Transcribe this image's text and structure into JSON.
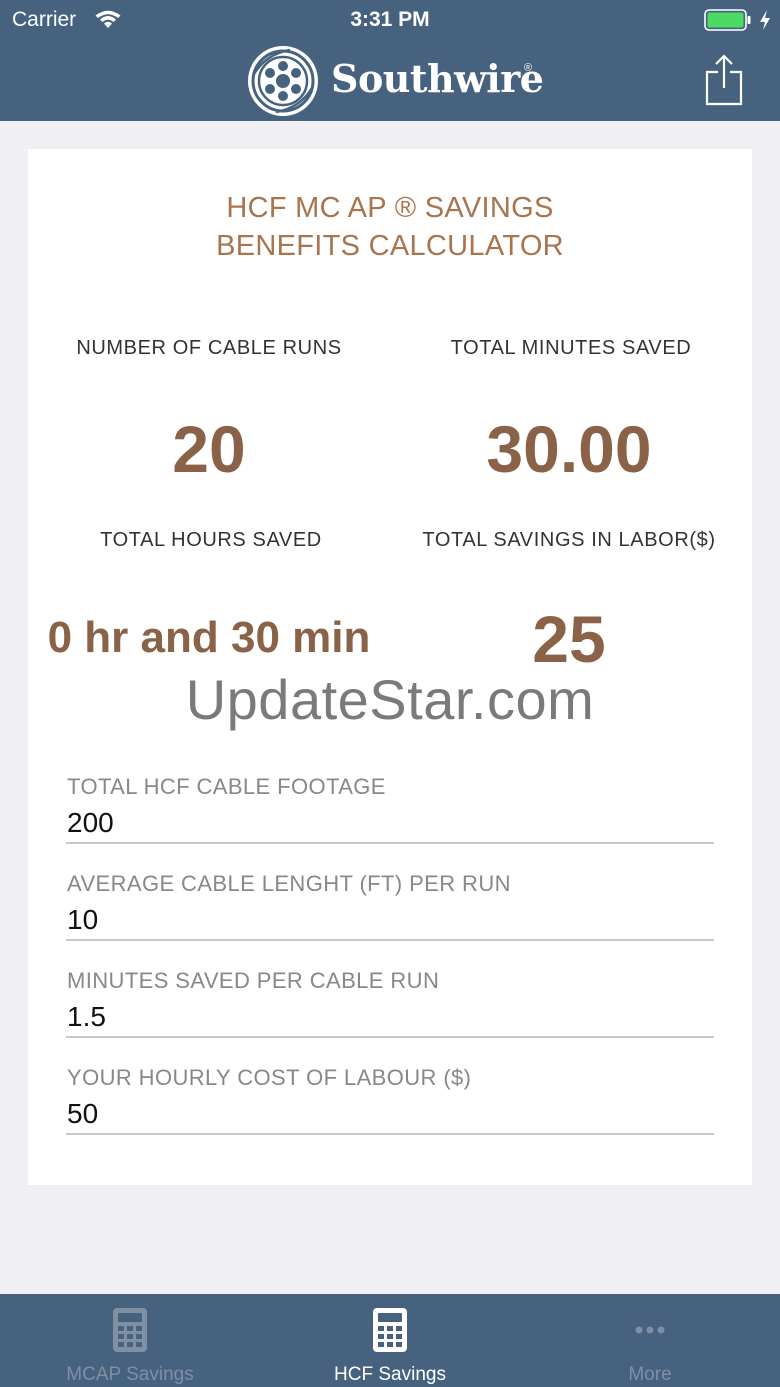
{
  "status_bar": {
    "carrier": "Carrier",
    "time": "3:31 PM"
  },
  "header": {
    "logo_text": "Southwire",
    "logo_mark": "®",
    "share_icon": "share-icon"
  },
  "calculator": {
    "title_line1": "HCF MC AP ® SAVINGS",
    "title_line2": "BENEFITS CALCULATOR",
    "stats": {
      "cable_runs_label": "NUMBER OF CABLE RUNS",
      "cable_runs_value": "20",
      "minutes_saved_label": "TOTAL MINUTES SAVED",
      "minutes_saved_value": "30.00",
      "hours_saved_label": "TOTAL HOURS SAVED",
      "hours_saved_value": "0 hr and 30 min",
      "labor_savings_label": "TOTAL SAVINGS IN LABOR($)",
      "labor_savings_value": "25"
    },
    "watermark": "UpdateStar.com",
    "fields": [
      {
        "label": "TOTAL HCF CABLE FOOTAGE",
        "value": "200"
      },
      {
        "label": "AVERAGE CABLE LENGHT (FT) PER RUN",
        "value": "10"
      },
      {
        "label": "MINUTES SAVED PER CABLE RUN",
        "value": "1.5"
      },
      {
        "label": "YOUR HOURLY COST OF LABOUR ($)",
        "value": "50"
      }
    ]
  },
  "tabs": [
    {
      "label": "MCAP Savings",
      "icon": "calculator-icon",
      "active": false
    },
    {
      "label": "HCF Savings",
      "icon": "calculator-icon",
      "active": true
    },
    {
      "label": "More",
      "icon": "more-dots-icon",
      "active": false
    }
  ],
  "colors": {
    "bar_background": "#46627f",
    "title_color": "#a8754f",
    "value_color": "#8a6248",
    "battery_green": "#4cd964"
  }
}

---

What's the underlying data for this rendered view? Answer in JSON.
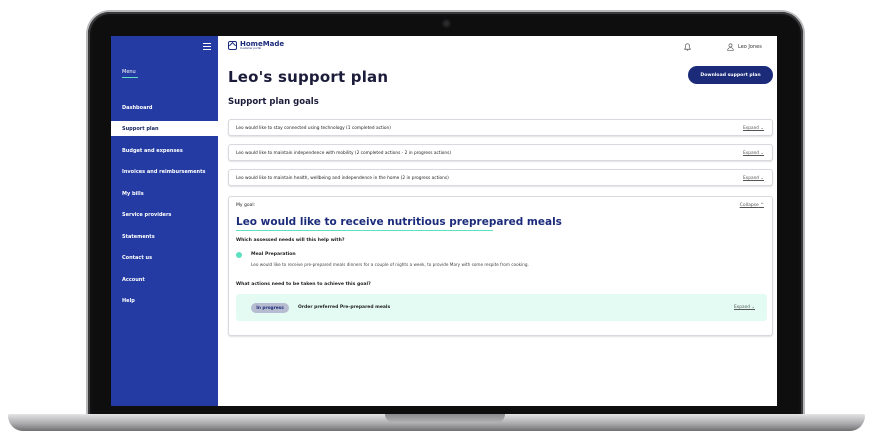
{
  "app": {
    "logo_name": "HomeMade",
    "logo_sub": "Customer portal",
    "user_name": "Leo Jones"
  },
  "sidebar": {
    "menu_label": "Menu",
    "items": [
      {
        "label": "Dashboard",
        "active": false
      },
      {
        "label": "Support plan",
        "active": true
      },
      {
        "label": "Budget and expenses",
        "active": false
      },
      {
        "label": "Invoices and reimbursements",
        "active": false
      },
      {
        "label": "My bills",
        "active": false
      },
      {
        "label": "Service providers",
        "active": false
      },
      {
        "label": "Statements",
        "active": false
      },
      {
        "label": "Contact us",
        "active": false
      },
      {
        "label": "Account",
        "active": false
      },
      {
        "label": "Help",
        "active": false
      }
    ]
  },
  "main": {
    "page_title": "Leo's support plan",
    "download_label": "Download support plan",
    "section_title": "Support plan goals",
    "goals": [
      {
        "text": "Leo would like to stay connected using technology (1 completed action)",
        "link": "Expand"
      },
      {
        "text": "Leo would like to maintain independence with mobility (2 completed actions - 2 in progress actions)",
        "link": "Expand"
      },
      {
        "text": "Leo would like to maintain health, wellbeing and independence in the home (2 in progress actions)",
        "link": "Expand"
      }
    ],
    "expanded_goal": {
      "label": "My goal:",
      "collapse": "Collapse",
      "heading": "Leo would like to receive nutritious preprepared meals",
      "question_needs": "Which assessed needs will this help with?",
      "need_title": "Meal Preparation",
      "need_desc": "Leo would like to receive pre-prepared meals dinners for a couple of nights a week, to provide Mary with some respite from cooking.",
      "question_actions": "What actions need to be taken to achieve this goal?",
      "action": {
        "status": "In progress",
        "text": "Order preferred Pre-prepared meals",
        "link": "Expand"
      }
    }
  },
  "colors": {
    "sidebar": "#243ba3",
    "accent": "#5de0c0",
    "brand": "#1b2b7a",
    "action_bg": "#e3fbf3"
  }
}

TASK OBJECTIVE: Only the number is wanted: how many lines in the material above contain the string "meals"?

EXERCISE SOLUTION: 3